Simpler is 36.♖g8+ ♔f5 37.♕h5 ♕e5+ 38.g3 ♔e6 39.♖xg5 etc.
Slackening the noose! Instead correct is 37.♕h5! ♔e6 38.h4 and White is winning.
37...f6 38.♖d6 ♕b2
More resistant but still unpleasant was 38...♖f7! e.g. 39.♕h5 ♕c5 40.♖d1 etc.
39.♕h5 ♕e2 40.♖d5+ ♔xf4 41.♕g6
Black's king can no longer be defended.
Yu Yangyi (2527) - Sergei Movsesian (2718)
Khanty-Mansiysk (World Cup 1.1) 21.11.2009
Sicilian Taimanov (B48)
1.e4 c5 2.♘f3 e6 3.d4 cxd4 4.♘xd4 ♘c6 5.♘c3 ♕c7 6.♗e3 a6 7.♕d2 ♘f6 8.0-0-0 ♗e7 9.f3 h5 10.♔b1 b5 11.♕f2 d6 12.h3 ♗b7 13.♗d3 h4 14.♘xc6 ♗xc6 15.♖he1 b4 16.♘e2 e5 17.♗b6 ♕b7 18.♘c1 ♘d7 19.♗a5 0-0 20.♗c4
With White's minor pieces nestling down on the queenside Black's attacking chances are reduced. Furthermore Black has to be careful about his weaknesses on d5 and b4.
20...♖fc8 21.♘d3 ♗a4 22.♗b3 ♗xb3 23.axb3 ♕b5 24.♗xb4
Snatches a pawn but Black now gets some play.
24...a5 25.♗a3 a4 26.♘b4
Arguably 26.b4!? holds up the queenside, but the bishop on a3 may not be that happy with life!
26...axb3 27.cxb3 ♘c5 28.♘d5 ♗g5 29.b4
Instead after 29...♘a4!? Black (who will perhaps follow up by doubling on the c-file) is OK.

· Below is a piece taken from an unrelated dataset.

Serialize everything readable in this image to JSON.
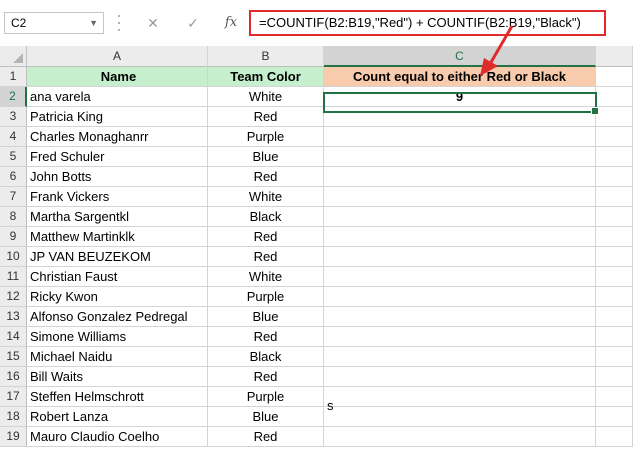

Snatching the exchange and forcing Black into dubious complications.
30...♖xa3 31.bxa3 ♖c3 32.♕b2 ♖d3 33.♘d5 ♘d4 34.a4!?
34.♘c7! ♕c4 35.♖c1 might be a simpler way to proceed but the game continuation seems to also work.
34...♕c4 35.♖c1 ♕a6 36.♖c3 ♖d2 37.♕a3
Messy looking but White seems to be on top.
White has a bizarre-looking way to an advantage: 38.♖b3 ♕c4 39.♖b2 ♖d3 40.♕a2 ♘c3+ 41.♘xc3 ♕xc3 42.♖h1 with the idea of then carefully pushing the queenside.
Movsesian should have repeated with 38...♘d4! and thus obliged Yu to find the less than obvious 39.♖c3 ♘e2 40.♖b3!.
39.b5 ♕a5 40.♕xd3 ♕xe1+ 41.♔a2 ♕f2 42.♖c2 ♘c1+ 43.♔a3 ♕g1
After 43...♘xd3 44.♖xf2 ♘xf2 45.b6 White promotes.
44.♕c3 ♕d1 45.b6 ♘d3 46.b7 ♕b1 47.♕xd3 ♗c1+ 48.♖xc1 ♕xd3+ 49.♘c3
Gadir Guseinov (2625) - Wesley So (2640)
Khanty-Mansiysk (World Cup 1.5) 23.11.2009
Sicilian Taimanov (B47)
1.e4 c5 2.♘f3 e6 3.d4 cxd4 4.♘xd4 ♘c6 5.♘c3 ♕c7 6.g3 ♘f6 7.♗g2 a6 8.0-0 ♗e7 9.♗e3 0-0 10.f4 d6 11.♔h1 ♗d7 12.♘b3 b5 13.a3 b4 14.axb4 ♘xb4 15.g4 h6 16.♘d4 ♖ab8 17.h4
White is ready to get his kingside attack rolling with g4-g5 but Black pre-empts this with his own counter.
Now 18.g5 would be well met by 18...♘g4.
18...♖fc8 19.♗f3 e5!
A further shot at White's comfort zone.
20.fxe5 dxe5 21.♘f5 ♗xf5 22.exf5 e4 23.♗g2 ♕g3
Probing at White's vulnerable kingside.
24.♗f2 ♕e5 25.♗g1 ♗d6
Black has clearly seized the initiative.
26.♖c1 ♖c4 27.♕e2 ♖bc8 28.♕e3 ♘xh5 29.♘e2 ♖xc2 30.♖xc2 ♖xc2
Threatening ... ♖xe2.
31.♕g5 ♖xe2 32.♕xh5
A fine counterattacking game by So.
For further details see the